Finally, a further indicator of the depth of the Fed's concerns is what may be an apparently unprecedented set of coordinated speeches by three top Fed officials. On Friday, the presidents of the New York and Boston Fed banks, and Betsy Duke, a Fed Governor, all gave speeches detailing the need for aggressive action to spur a housing recovery.

Today, an estimated 29 percent of all homes with mortgages are underwater. In addition, at least one respected analyst estimates that a total of 14 million homes will be foreclosed on from 2007 to the end of the crisis [emphasis mine]. This represents a hard-to-imagine one in every four mortgages. With foreclosures increasing, there is now such a looming imbalance of supply and demand that, as the Fed notes, further decreases in home prices are likely. Some believe home price reductions of another 20 percent are likely. This would, in all likelihood, have disastrous consequences on at least three fronts--and ripple effects that are impossible to predict.

First, many homeowners would be so far underwater that massive walkaways would be likely.
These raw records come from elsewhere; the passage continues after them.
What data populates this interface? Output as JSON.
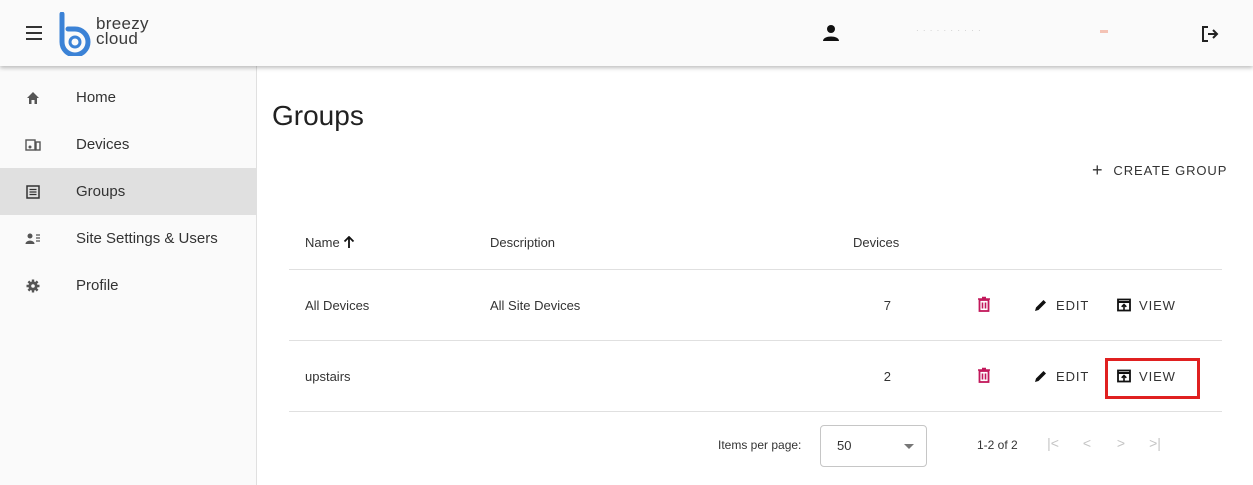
{
  "brand": {
    "line1": "breezy",
    "line2": "cloud"
  },
  "header": {
    "user_name": "· · · · · · · · · ·"
  },
  "sidebar": {
    "items": [
      {
        "label": "Home",
        "icon": "home-icon"
      },
      {
        "label": "Devices",
        "icon": "devices-icon"
      },
      {
        "label": "Groups",
        "icon": "groups-icon",
        "active": true
      },
      {
        "label": "Site Settings & Users",
        "icon": "users-settings-icon"
      },
      {
        "label": "Profile",
        "icon": "gear-icon"
      }
    ]
  },
  "page": {
    "title": "Groups",
    "create_label": "CREATE GROUP",
    "create_plus": "+"
  },
  "table": {
    "headers": {
      "name": "Name",
      "description": "Description",
      "devices": "Devices"
    },
    "sort_arrow": "🡑",
    "rows": [
      {
        "name": "All Devices",
        "description": "All Site Devices",
        "devices": "7",
        "edit": "EDIT",
        "view": "VIEW"
      },
      {
        "name": "upstairs",
        "description": "",
        "devices": "2",
        "edit": "EDIT",
        "view": "VIEW"
      }
    ]
  },
  "paginator": {
    "items_per_page_label": "Items per page:",
    "items_per_page_value": "50",
    "range": "1-2 of 2",
    "first": "|<",
    "prev": "<",
    "next": ">",
    "last": ">|"
  },
  "colors": {
    "accent": "#3b6fc4",
    "danger": "#c2185b",
    "highlight": "#e02020"
  }
}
The negative impact on consumer spending of such price declines would almost certainly lead to a vicious cycle of more job losses, leading to further walkaways by struggling consumers.

Second, the mortgage securities market would be in chaos. Nonperforming loans would lead to the forced recognition that bank capital (based on the value of mortgages in bank portfolios) is weak or insufficient.

Third, it is almost impossible to imagine foreclosures on the massive scale anticipated without dire social consequences or even some form of social unrest.

Detailed proposals for addressing this extraordinary risk do exist [see above]. However, they will require a determined effort. There are solutions, but they are not simple.